Staff and individual appointments have mainly focused on G3/J3. He was the G3 Operations & Training at HQ 20th Armoured Brigade, Germany. The Brigade deployed to Bosnia-Herzegovina as the Multi-National Divisional HQ, part of the NATO-led International Stabilisation Force. Further G3 appointments included G3/J3 Operations with UK’s HQ Joint Force Logistic Component on two deployments: in 2001 to Oman in support of the US/UK task forces in Afghanistan and then in 2003 deploying to Iraq in support of the UK’s Joint Forces within the Coalition during Gulf War 2. Two deployments to Afghanistan included an assignment to the UK-led Multi-National Headquarters Regional Centre (South) based at Kandahar as the lead mentor in a joint Afghan/Coalition Operations Coordination Centre. On the second deployment, he was responsible as the Commanding Officer Mentor for delivering the inaugural commissioning course at the Afghan National Army Officer Academy, a UK-led project modelled on the Sandhurst officer training. Other staff appointments have been in Germany, as Chief of Staff, Germany Support Group and G2/G3/G6 at HQ British Forces Germany. These assignments both focused on coordinating sustainment and life support in Germany for over 12,000 UK servicemen, MOD civil servants, and their families.

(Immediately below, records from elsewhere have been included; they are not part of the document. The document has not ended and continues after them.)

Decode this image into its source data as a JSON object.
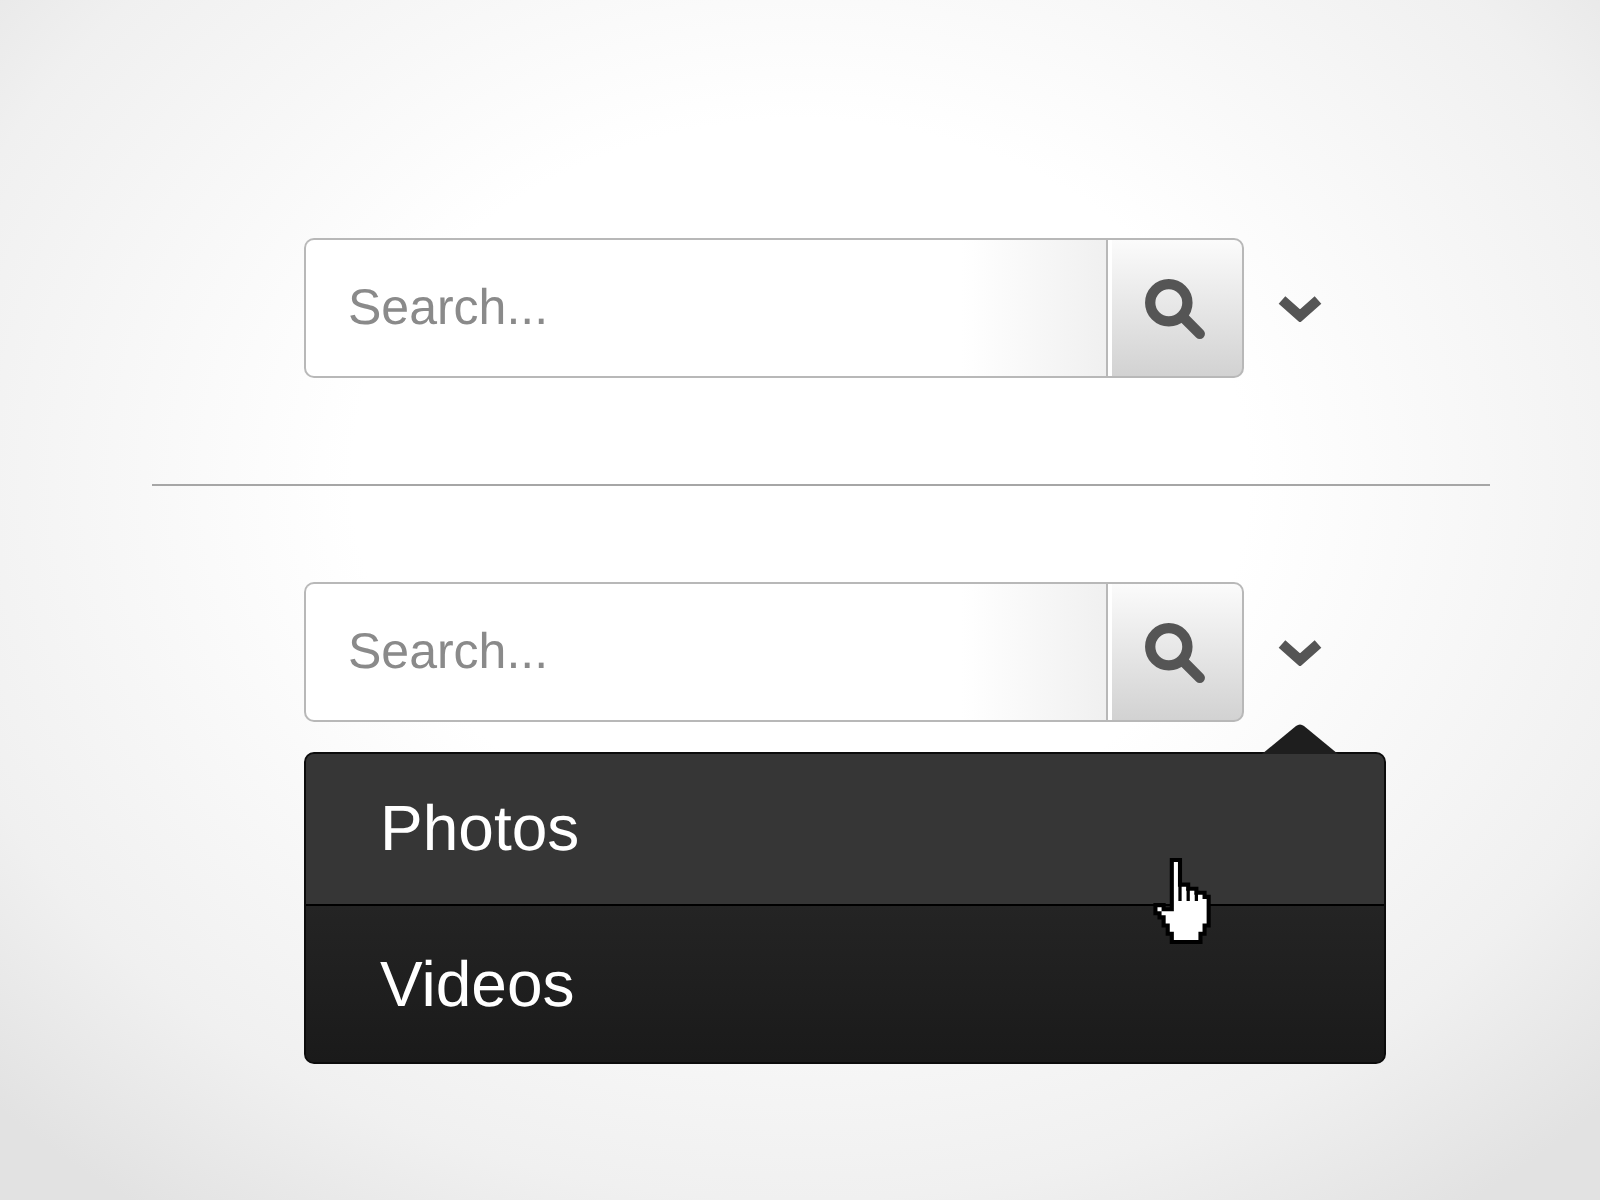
{
  "search_bars": [
    {
      "placeholder": "Search..."
    },
    {
      "placeholder": "Search...",
      "menu": [
        {
          "label": "Photos",
          "hovered": true
        },
        {
          "label": "Videos",
          "hovered": false
        }
      ]
    }
  ]
}
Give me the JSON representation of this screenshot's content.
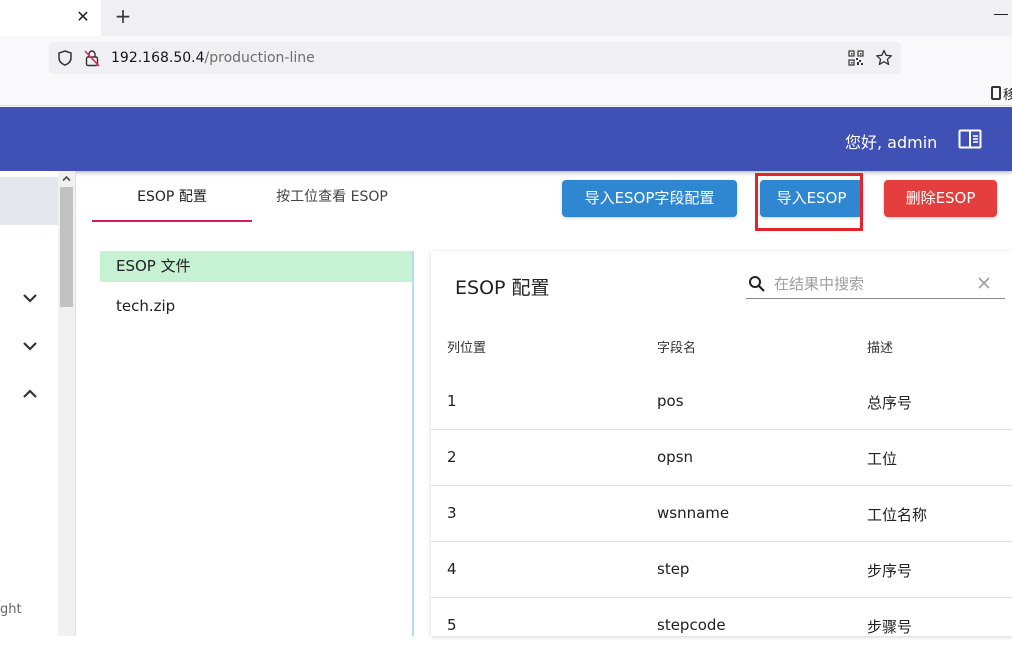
{
  "browser": {
    "url_host": "192.168.50.4",
    "url_path": "/production-line",
    "bookmark_label": "移"
  },
  "header": {
    "greeting": "您好, admin"
  },
  "sidebar": {
    "footer_text": "ght"
  },
  "tabs": [
    {
      "label": "ESOP 配置",
      "active": true
    },
    {
      "label": "按工位查看 ESOP",
      "active": false
    }
  ],
  "actions": {
    "field_config": "导入ESOP字段配置",
    "import": "导入ESOP",
    "delete": "删除ESOP"
  },
  "files": {
    "header": "ESOP 文件",
    "items": [
      "tech.zip"
    ]
  },
  "config": {
    "title": "ESOP 配置",
    "search_placeholder": "在结果中搜索",
    "columns": [
      "列位置",
      "字段名",
      "描述"
    ],
    "rows": [
      [
        "1",
        "pos",
        "总序号"
      ],
      [
        "2",
        "opsn",
        "工位"
      ],
      [
        "3",
        "wsnname",
        "工位名称"
      ],
      [
        "4",
        "step",
        "步序号"
      ],
      [
        "5",
        "stepcode",
        "步骤号"
      ]
    ]
  },
  "colors": {
    "appbar": "#3f51b5",
    "primary_button": "#2f86d1",
    "danger_button": "#e53e3e",
    "tab_indicator": "#d81b60",
    "file_header_bg": "#c6f1d3",
    "annotation": "#e3242b"
  }
}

Thomas Wagstaff’s final military assignment was in 2015 to Saudi Arabia as a UK Military Advisor embedded with the Saudi Arabia National Guard in Riyadh. During this time, he was fortunate to perform two appointments. Initially, he was assigned to a frontline unit, the 2nd Special Security Brigade, advising the Brigade Commander and his staff on G1-G8. In his second appointment, he was Chief of Staff/Deputy Commander British Military Mission, embedded at the Ministry of National Guard (MNG). His main role was to advise senior MNG leaders, mainly in the G7 Education and Training department. He was also invited to attend the MNG Transformation (TMO) technical committee as an advisor to the MNG TMO programme.

Thomas Wagstaff attended and qualified from the United Kingdom Defence Academy, Joint Services Command and Staff College with psc(j) and graduated with a Master of Arts in Defence Studies (King’s College London). He also holds a diploma in Strategic Management and Leadership (Chartered Management Institute).


WiersemaRichard Wiersema – Associate Dean

Richard Wiersema is an Associate Dean at the Near East South Asia Center for Strategic Studies. He was recently on the faculty of the National Defense College of the United Arab Emirates in Abu Dhabi as an assistant professor and planning advisor. He retired from the United States Army after thirty years of service, where his last duty was as Director of the Joint Advanced Warfighting School at the National Defense University. His military experience includes service in Iraq, Afghanistan, Saudi Arabia, Kuwait, Qatar, Turkey and Bosnia-Herzegovina.    READ MORE

Areas of Expertise

  • Professional Military Education
  • Senior Leader Development
  • Strategy and Planning
  • Decision Making


  • B.A., College of William & Mary
  • M.S., School of Advanced Military Studies
  • M.A., Army War College